If your idea of good corporate governance is a C-suite captive to a vindictive and cloistered royal family that rules a petro-state widely identified as the world's biggest booster of violent Jihadist terrorism, boy, have we got an IPO for you! Saudi Aramco is selling off a small chunk of itself with the help of a couple American investment banks, and you, too, could be a partial owner if the price is right.
The only issue is figuring out, exactly, which price is the right one for a black box of a company whose raison d'etre is serving as a personal money tree for the House of Saud. As it turns out, that task isn't an easy one. Saudi Arabia has pegged the value of its oil behemoth at $2 trillion. But those observers who are not hoping to start a sovereign wealth fund on the proceeds of the IPO have a different take:
Industry executives, analysts and investors told Bloomberg their analysis -- based on oil reserves and cash flow projections under different tax scenarios -- suggests Aramco is worth no more than half, and maybe as little as a fifth, of that amount. This means Saudi Arabia would earn a fraction of the $100 billion implied by its valuation if it sells 5 percent to the public in 2018, as planned.
For example, Wood Mackenzie Ltd. came up with a rough valuation of Aramco’s core business of $400 billion, according to clients who attended a private meeting at the oil consultant’s City of London office this month and asked not to be named. The Edinburgh-based company, popular for its analysis and valuation of energy companies and assets, declined to comment.
Not a huge surprise here. Corporate executives have a tendency to overvalue their own companies. But the disparity between the kingdom estimates and those of impartial observers here isn't just a matter of wiggle room. And it's not just western financiers casting doubt on the monumental Aramco price tag:
Even within the Saudi government, doubts are emerging. A person familiar with the flotation, who asked not to be named, said last week Aramco in its current form would probably be worth about $500 billion because a lot of its cash goes toward taxes and future investors won’t have a say on investments in non-core areas. Another person familiar with IPO talks put the figure at a little less than $1 trillion if investors base the valuation on Aramco’s ability to generate cash.
Again, this should hardly be surprising.
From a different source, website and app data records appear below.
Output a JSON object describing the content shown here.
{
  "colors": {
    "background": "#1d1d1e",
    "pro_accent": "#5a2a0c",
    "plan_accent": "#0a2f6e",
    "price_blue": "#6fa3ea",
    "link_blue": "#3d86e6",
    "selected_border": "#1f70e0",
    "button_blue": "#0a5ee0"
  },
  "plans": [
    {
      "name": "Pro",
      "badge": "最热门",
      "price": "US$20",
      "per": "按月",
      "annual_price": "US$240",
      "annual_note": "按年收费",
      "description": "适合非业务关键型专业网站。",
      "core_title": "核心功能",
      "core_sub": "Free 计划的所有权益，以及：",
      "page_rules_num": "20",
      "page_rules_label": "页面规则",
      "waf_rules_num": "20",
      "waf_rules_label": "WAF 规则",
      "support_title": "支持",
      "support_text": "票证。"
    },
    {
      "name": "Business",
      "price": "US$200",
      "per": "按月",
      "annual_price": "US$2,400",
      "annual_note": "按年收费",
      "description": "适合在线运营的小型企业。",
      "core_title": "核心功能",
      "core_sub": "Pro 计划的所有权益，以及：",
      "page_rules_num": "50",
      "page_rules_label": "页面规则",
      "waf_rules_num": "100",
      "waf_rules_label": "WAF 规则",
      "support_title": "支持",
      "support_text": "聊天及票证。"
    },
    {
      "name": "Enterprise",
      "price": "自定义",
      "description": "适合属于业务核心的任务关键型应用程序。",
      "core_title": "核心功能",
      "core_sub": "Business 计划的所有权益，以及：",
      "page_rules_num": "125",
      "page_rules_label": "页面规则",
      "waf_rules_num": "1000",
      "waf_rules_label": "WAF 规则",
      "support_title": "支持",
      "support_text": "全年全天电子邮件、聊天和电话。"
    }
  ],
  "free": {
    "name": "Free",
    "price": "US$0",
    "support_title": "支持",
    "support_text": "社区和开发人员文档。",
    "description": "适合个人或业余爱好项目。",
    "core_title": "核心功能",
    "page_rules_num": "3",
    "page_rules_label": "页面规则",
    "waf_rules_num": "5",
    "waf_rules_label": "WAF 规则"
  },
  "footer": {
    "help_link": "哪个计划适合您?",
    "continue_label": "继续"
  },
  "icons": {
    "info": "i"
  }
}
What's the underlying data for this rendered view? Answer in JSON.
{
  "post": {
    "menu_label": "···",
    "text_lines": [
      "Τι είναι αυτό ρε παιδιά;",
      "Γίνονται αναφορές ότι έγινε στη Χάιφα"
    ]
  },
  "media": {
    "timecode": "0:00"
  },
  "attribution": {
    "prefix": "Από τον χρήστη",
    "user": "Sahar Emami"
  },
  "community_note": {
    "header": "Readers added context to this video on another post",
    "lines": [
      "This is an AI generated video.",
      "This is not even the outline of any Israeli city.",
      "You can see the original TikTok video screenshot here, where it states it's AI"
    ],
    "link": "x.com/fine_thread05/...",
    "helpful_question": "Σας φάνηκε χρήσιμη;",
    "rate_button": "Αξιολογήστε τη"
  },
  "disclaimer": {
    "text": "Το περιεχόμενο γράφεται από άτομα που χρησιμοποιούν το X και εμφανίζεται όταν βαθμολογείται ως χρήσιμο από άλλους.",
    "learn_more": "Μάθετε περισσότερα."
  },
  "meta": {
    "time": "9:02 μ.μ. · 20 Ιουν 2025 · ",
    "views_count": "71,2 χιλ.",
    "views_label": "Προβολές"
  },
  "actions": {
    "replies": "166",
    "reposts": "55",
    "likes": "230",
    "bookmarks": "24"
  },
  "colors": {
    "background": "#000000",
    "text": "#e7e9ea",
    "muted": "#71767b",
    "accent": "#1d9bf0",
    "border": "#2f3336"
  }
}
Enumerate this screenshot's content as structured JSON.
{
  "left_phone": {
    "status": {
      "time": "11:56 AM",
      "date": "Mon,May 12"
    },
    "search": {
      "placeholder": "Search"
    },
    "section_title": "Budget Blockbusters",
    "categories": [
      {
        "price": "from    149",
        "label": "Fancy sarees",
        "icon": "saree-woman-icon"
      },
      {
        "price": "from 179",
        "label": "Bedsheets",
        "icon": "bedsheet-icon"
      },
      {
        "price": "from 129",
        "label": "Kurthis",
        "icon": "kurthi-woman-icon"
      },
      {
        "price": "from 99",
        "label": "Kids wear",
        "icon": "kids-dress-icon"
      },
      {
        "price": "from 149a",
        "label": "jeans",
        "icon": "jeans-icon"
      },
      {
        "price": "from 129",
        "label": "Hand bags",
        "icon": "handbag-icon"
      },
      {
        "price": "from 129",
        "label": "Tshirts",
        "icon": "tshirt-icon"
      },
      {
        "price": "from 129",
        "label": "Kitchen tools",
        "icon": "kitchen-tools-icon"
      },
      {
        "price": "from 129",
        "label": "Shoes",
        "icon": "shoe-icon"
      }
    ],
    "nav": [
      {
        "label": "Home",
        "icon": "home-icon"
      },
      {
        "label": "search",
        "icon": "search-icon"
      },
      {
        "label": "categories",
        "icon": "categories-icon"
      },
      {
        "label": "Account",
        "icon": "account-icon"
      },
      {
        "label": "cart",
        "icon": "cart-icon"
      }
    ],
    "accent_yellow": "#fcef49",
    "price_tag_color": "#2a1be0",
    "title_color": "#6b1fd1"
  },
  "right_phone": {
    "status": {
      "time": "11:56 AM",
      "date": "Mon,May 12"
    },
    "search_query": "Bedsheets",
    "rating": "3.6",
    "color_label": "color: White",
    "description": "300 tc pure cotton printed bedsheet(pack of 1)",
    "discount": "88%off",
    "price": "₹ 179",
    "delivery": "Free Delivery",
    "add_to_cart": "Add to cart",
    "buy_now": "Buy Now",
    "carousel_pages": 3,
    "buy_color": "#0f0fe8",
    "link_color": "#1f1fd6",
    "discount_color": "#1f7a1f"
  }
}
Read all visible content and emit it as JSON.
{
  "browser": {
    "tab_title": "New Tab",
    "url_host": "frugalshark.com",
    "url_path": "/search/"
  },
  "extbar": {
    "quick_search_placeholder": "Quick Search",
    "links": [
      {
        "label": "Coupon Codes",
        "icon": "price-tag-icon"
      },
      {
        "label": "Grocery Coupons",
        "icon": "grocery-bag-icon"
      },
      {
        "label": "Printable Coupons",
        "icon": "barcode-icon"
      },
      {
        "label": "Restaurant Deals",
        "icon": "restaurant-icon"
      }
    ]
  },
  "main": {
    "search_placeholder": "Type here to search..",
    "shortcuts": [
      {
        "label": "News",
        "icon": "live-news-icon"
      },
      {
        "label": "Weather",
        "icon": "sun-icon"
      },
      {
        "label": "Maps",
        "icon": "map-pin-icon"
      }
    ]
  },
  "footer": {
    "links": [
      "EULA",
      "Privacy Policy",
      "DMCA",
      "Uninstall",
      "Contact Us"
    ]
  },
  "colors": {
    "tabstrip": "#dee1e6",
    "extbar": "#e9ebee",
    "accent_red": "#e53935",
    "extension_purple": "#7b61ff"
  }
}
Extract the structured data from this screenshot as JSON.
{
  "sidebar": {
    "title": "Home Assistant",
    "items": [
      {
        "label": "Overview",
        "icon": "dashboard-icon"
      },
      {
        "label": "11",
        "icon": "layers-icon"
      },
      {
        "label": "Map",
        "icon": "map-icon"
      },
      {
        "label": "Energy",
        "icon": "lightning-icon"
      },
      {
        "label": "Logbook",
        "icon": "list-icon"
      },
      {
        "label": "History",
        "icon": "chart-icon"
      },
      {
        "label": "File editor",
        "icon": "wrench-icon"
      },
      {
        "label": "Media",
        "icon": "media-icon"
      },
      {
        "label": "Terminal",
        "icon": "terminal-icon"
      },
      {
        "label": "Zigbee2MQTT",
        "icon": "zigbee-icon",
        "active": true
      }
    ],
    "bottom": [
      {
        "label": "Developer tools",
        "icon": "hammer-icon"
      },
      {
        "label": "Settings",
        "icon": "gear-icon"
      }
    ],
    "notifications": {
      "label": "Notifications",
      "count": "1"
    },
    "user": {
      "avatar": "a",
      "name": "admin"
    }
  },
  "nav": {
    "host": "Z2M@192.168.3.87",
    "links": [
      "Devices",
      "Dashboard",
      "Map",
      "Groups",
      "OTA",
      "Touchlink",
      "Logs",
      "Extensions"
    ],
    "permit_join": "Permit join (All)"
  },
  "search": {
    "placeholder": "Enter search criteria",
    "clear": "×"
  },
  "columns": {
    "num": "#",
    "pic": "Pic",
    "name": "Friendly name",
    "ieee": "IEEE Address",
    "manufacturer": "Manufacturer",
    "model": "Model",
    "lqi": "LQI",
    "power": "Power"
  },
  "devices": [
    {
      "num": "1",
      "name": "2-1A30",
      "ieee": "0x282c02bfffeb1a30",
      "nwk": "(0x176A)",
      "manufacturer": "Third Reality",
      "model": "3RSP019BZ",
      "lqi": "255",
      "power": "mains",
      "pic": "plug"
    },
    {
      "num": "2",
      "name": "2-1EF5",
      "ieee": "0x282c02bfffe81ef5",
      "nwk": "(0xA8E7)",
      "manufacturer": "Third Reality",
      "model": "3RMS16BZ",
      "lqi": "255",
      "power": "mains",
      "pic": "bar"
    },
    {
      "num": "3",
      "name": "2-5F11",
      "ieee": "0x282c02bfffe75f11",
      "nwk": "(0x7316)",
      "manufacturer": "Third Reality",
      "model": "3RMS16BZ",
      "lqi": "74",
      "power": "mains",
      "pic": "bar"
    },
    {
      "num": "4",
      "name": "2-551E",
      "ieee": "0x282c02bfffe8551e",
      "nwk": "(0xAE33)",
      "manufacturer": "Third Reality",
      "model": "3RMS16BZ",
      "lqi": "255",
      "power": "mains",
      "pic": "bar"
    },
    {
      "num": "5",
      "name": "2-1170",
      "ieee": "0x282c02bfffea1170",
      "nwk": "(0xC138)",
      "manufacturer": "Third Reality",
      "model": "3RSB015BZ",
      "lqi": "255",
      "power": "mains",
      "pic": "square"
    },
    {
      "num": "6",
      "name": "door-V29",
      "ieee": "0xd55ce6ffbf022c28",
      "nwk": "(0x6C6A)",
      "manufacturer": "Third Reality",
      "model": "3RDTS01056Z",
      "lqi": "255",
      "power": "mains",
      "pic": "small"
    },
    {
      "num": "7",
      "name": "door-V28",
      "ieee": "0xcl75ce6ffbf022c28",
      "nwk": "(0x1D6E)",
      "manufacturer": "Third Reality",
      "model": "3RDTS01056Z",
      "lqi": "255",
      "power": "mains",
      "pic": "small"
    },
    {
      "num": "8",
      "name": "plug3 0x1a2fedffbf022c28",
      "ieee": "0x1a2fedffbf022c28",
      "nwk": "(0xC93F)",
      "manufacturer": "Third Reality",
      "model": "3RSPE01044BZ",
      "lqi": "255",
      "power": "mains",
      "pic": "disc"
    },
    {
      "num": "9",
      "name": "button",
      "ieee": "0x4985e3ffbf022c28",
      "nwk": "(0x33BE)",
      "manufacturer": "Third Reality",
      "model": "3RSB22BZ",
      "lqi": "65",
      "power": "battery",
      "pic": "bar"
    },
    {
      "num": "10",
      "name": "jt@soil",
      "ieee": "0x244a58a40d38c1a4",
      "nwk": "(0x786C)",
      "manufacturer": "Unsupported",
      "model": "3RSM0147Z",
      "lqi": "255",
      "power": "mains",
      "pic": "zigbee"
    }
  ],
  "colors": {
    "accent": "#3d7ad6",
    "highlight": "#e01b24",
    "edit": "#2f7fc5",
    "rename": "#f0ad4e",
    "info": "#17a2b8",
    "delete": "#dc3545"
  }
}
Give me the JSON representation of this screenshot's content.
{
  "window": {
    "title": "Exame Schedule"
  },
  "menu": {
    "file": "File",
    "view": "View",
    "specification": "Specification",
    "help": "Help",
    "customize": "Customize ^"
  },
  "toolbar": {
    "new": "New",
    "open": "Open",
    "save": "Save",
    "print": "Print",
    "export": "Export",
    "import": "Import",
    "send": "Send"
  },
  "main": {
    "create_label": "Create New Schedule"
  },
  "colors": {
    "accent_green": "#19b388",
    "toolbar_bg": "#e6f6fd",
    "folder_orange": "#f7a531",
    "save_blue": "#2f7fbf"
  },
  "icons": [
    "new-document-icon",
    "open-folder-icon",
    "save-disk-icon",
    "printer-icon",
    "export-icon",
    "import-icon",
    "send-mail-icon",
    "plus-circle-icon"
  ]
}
But the disagreement underlines the perilous task of leading a company out of the grip of an entrenched political class and into the harsh light of public markets. That's doubly true considering that Saudi Arabia, which currently derives 90 percent of its state revenues from oil sales, has staked its future on a transformation of its economy from essentially one big oil rig to something a bit more modern and diversified (i.e., one big venture capital fund). Indeed, energy minister Khalid Al Falih has called the Aramco privatization – and the money raised therefrom – “a key issue” for the Saudi reinvention.
The disagreement about Aramco's value, then, isn't just a matter of a few executives getting paid a bit more or less. The Saudi royal family sees its very future in the sale. So godspeed to those investment bankers at Morgan Stanley and JPMorgan who are reportedly working on the deal.